**1. Scenario**

All spinning vectors are parallel. The key player is the bottom electron which has FTEP flux which ejects FTEPs from underneath itself towards the other two (for more information check out subsection Two Electron Based Particles from Introduction to Theory of Everything by Illusion). This electron (electron B) starts to change its spinning vector orientation after the other two. But which one of these other two electrons starts the spinning orientation changing? Again, the surrounding FTE density dictates the order. The one which is closer to Earth's center of mass (electron C) generates denser FTEP flux (*), hence will be the anchor for the other electron. So, the spinning vector changing order would be, top electron, down electron and the original anchor electron. This order is also the order for electrons leaving the scene.

(*) If the triangle is top down, then the upper electron which ejects FTEPs from underneath of itself towards the other upper electron will be the anchor for the other upper electron. In the picture right it would electron A.

**2. Scenario**

There is two parallel spinning vectors (electrons A and B) and one antiparallel (electron C). This one is easy. Based on TL2 those antiparallel spinning vectors (B and C) generate repulsive force which triggers the movement for those electrons.

That single antiparallel electrons experiences the repulsion first and after that, electron A changes its spinning vector, which leads to repulsion between electrons A and B. At the same time electrons A and B are travelling away from electron C.

Again surrounding FTE ordered which electron changes its spinning vector orientation. Momentum will be conserved (the sum of momentum vectors is zero).

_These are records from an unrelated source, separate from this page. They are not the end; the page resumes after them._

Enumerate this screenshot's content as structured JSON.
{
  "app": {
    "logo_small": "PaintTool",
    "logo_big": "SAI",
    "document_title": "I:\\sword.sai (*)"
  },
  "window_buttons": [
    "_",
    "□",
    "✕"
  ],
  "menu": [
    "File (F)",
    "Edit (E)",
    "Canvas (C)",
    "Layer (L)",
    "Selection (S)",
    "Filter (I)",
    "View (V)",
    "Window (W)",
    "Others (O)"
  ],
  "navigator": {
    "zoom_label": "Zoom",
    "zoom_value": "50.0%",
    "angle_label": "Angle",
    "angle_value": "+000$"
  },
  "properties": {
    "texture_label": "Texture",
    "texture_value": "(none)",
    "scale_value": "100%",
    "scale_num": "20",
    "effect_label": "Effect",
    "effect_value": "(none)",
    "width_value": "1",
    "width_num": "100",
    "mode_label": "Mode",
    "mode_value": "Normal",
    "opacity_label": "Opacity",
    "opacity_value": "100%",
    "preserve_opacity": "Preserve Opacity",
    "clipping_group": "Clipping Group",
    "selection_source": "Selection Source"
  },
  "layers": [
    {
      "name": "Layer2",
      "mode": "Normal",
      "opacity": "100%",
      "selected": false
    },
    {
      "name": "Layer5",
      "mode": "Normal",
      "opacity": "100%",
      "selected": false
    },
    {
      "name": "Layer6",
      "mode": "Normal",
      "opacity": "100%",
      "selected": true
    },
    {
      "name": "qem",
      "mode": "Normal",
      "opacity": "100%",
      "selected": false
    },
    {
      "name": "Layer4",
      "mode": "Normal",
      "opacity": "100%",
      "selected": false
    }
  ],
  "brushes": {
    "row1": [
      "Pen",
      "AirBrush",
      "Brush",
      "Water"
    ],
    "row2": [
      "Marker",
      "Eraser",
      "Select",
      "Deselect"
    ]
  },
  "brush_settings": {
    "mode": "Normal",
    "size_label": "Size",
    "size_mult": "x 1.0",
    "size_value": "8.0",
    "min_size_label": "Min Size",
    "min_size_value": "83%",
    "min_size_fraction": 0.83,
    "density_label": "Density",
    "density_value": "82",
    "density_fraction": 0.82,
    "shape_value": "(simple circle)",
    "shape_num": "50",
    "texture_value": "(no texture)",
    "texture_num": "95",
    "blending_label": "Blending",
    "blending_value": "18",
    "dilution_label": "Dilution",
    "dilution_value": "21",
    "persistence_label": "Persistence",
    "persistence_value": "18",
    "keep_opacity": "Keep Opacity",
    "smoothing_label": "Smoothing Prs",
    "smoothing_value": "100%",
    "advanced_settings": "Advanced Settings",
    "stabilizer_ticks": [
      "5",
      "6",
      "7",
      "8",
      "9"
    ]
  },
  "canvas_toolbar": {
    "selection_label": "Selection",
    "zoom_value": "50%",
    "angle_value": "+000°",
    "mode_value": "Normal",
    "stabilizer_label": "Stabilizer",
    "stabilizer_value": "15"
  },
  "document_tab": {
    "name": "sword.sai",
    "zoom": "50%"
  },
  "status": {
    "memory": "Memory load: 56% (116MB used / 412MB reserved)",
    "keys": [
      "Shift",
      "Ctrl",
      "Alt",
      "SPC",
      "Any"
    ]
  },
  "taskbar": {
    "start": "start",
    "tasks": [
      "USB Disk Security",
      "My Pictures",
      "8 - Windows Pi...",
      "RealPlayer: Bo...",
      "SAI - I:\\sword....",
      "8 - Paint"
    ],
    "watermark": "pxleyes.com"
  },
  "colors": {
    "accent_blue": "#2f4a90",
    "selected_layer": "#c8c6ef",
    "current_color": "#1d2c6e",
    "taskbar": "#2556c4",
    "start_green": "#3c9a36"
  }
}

**3. Scenario**

Random spinning orientations (*I'll write this later*)